Raznolikost i prevalencija Salmonella spp. u galebovima ulovljenih na odlagalištu otpada, Zagreb, Hrvatska

Biljana JEČMENICA, mag. oecol. et prot. nat., dr. sc. Andrea HUMSKI, dr. med. vet., znanstvena savjetnica, naslovna docentica, Louie Thomas TAYLOR, mag. biol. exp., dr. sc. Borka ŠIMPRAGA, dr. med. vet., viša znanstvena suradnica, Fani KRSTULOVIĆ, dr. med. vet., mr. spec., stručna savjetnica, dr. sc. Tajana AMŠEL ZELENIKA, dr. med. vet., znanstvena suradnica; dr. sc. Luka JURINOVIĆ, Dipl. Biol., znanstveni suradnik, Hrvatski Veterinarski Institut – podružnica Centar za peradarstvo, Zagreb, Hrvatska

Galebovi su skupina morskih ptica raširenih diljem svijeta koje su važan rezervoar Salmonella spp. Salmoneloza je druga najčešće prijavljena gastrointestinalna infekcija u ljudi i razumijevanje uloge koju divlje ptice imaju u širenju Salmonella spp. može pomoći u poboljšanju zdravlja ljudi i domaćih životinja. Mobilnost i migracijska sposobnost čini galebove vrlo zanimljivom skupinom za istraživanje zbog njihove potencijalne uloge u širenju patogena. Kroz ovaj rad prikazujemo raznolikost i prevalenciju Salmonella spp. kod nekoliko vrsta galebova ulovljenih na odlagalištu otpada tijekom zime u Zagrebu kroz devetogodišnje razdoblje, 2014.-2022. Ukupno je uzorkovano 1083 obrisaka kloake od šest vrsta galebova: riječni galeb (Larus ridibundus), galeb klaukavac (L. michahellis), pontski galeb (L. cachinnans), burni galeb (L. canus), tamnoleđi galeb (L. fuscus) i srebrnasti galeb (L. argentatus). Ukupna prevalencija Salmonella spp. je 5,82 % sa 16 identificiranih serotipova. S. Typhimurium ima najveću zastupljenost (47,62 %), zatim S. Enteritidis (12,69 %) i S. Infantis (9,52 %). Prema istraživanjima prisutnosti serotipova Salmonella spp. u galebova u Europi izolirana su njih 82, a najčešće dokazani je S. Typhimurium, zatim S. Agona i S. Enteritidis. Tijekom ovog istraživanja identificirana su tri serotipa koja ranije nisu izdvojena iz galebova S. Yalding i S. Reading te jedan iz podvrste S. enterica subsp. diarizonae (IIIb_O:17; H:z10; H:e,n,x,z15).

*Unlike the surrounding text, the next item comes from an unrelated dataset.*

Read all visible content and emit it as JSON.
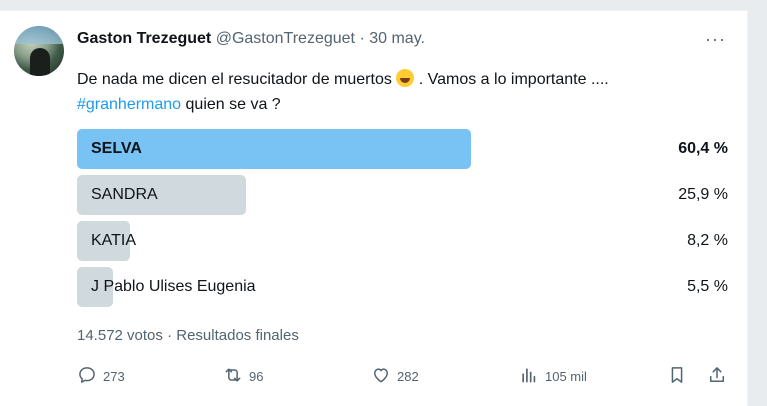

Ključne riječi: galeb, Salmonella, divlje ptice, prevalencija, serotip



Biljana Ječmenica, mag. oecol. et prot. nat., Hrvatski veterinarski institut – podružnica Centar za peradarstvo, Zagreb, Hrvatska